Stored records
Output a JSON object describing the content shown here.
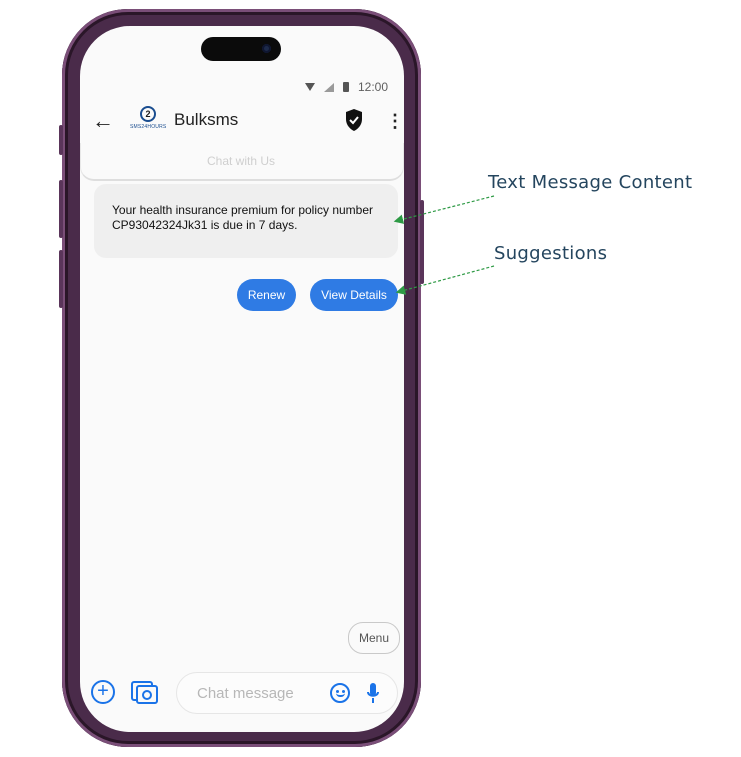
{
  "status_bar": {
    "time": "12:00"
  },
  "app_bar": {
    "back_icon": "arrow-left-icon",
    "logo_letter": "2",
    "logo_text": "SMS24HOURS",
    "title": "Bulksms",
    "verified_icon": "shield-check-icon",
    "more_icon": "more-vert-icon"
  },
  "previous_card": {
    "text": "Chat with Us"
  },
  "message": {
    "text": "Your health insurance premium for policy number CP93042324Jk31 is due in 7 days."
  },
  "suggestions": [
    {
      "label": "Renew"
    },
    {
      "label": "View Details"
    }
  ],
  "menu": {
    "label": "Menu"
  },
  "composer": {
    "add_icon": "add-circle-icon",
    "gallery_icon": "camera-gallery-icon",
    "placeholder": "Chat message",
    "emoji_icon": "emoji-icon",
    "mic_icon": "mic-icon"
  },
  "annotations": [
    {
      "label": "Text Message Content"
    },
    {
      "label": "Suggestions"
    }
  ],
  "colors": {
    "chip": "#2f7be4",
    "accent": "#1a73e8",
    "frame": "#4a2b4a",
    "annotation_arrow": "#2e9a45",
    "annotation_text": "#24455e"
  }
}
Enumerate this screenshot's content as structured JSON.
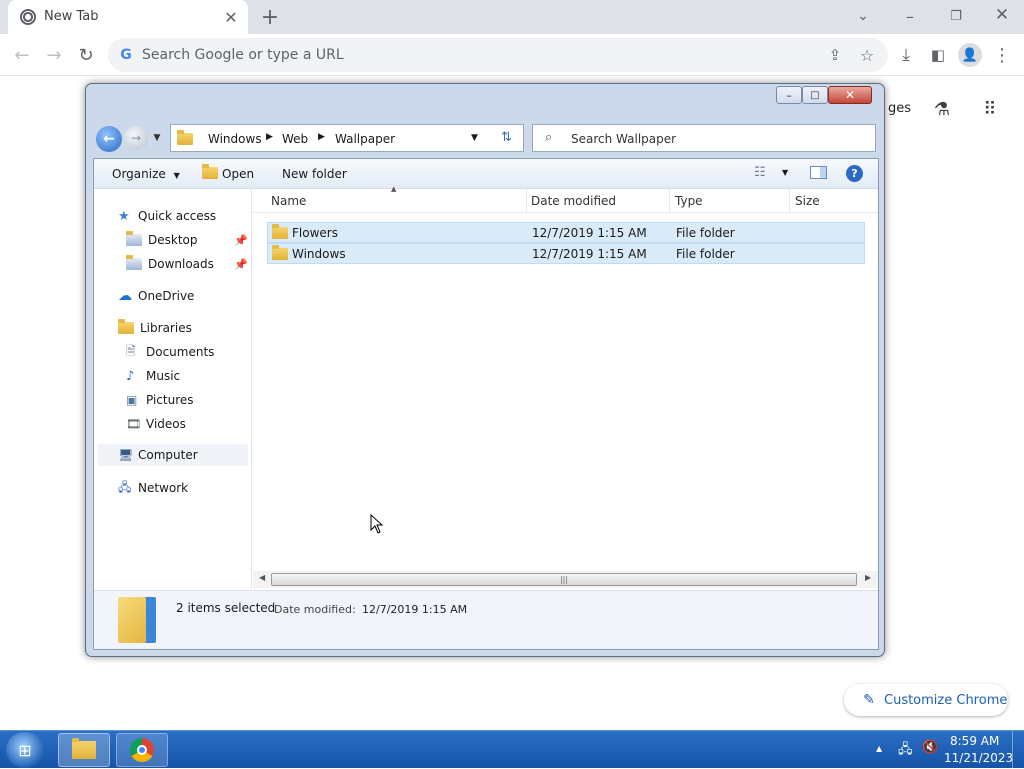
{
  "browser": {
    "tab_title": "New Tab",
    "omnibox_placeholder": "Search Google or type a URL",
    "partial_link": "ges",
    "customize_label": "Customize Chrome"
  },
  "dialog": {
    "breadcrumb": [
      "Windows",
      "Web",
      "Wallpaper"
    ],
    "search_placeholder": "Search Wallpaper",
    "commands": {
      "organize": "Organize",
      "open": "Open",
      "new_folder": "New folder"
    },
    "nav": [
      {
        "label": "Quick access",
        "icon": "star-icon"
      },
      {
        "label": "Desktop",
        "icon": "folder-icon",
        "pinned": true
      },
      {
        "label": "Downloads",
        "icon": "folder-icon",
        "pinned": true
      },
      {
        "label": "OneDrive",
        "icon": "cloud-icon"
      },
      {
        "label": "Libraries",
        "icon": "library-icon"
      },
      {
        "label": "Documents",
        "icon": "document-icon"
      },
      {
        "label": "Music",
        "icon": "music-icon"
      },
      {
        "label": "Pictures",
        "icon": "picture-icon"
      },
      {
        "label": "Videos",
        "icon": "video-icon"
      },
      {
        "label": "Computer",
        "icon": "computer-icon"
      },
      {
        "label": "Network",
        "icon": "network-icon"
      }
    ],
    "columns": [
      "Name",
      "Date modified",
      "Type",
      "Size"
    ],
    "files": [
      {
        "name": "Flowers",
        "date": "12/7/2019 1:15 AM",
        "type": "File folder",
        "size": ""
      },
      {
        "name": "Windows",
        "date": "12/7/2019 1:15 AM",
        "type": "File folder",
        "size": ""
      }
    ],
    "details": {
      "selection": "2 items selected",
      "date_label": "Date modified:",
      "date_value": "12/7/2019 1:15 AM"
    }
  },
  "taskbar": {
    "time": "8:59 AM",
    "date": "11/21/2023"
  }
}
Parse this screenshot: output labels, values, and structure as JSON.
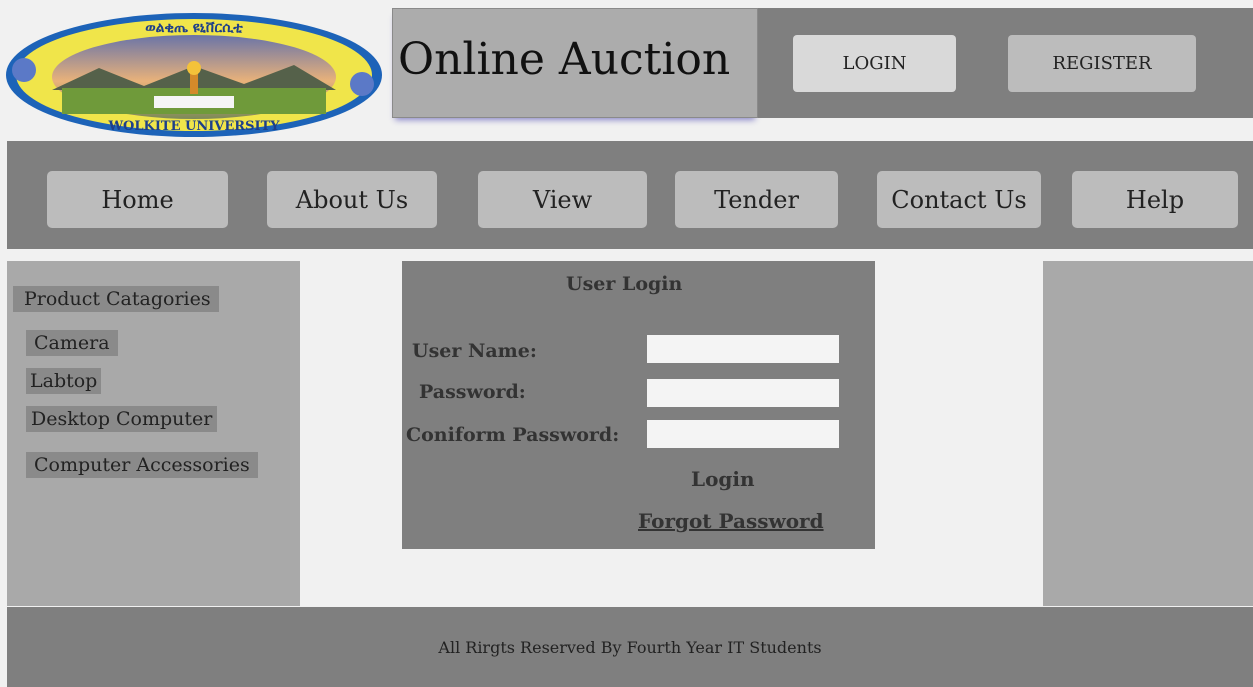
{
  "header": {
    "logo_top_text": "ወልቂጤ ዩኒቨርሲቲ",
    "logo_bottom_text": "WOLKITE UNIVERSITY",
    "title": "Online Auction",
    "login_label": "LOGIN",
    "register_label": "REGISTER"
  },
  "nav": {
    "items": [
      "Home",
      "About Us",
      "View",
      "Tender",
      "Contact Us",
      "Help"
    ]
  },
  "sidebar": {
    "heading": "Product Catagories",
    "categories": [
      "Camera",
      "Labtop",
      "Desktop Computer",
      "Computer Accessories"
    ]
  },
  "login_form": {
    "heading": "User Login",
    "username_label": "User Name:",
    "password_label": "Password:",
    "confirm_label": "Coniform Password:",
    "username_value": "",
    "password_value": "",
    "confirm_value": "",
    "login_label": "Login",
    "forgot_label": "Forgot Password"
  },
  "footer": {
    "text": "All Rirgts Reserved By Fourth Year IT Students"
  }
}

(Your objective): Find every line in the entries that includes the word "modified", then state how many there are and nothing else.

(Result for this exercise): 2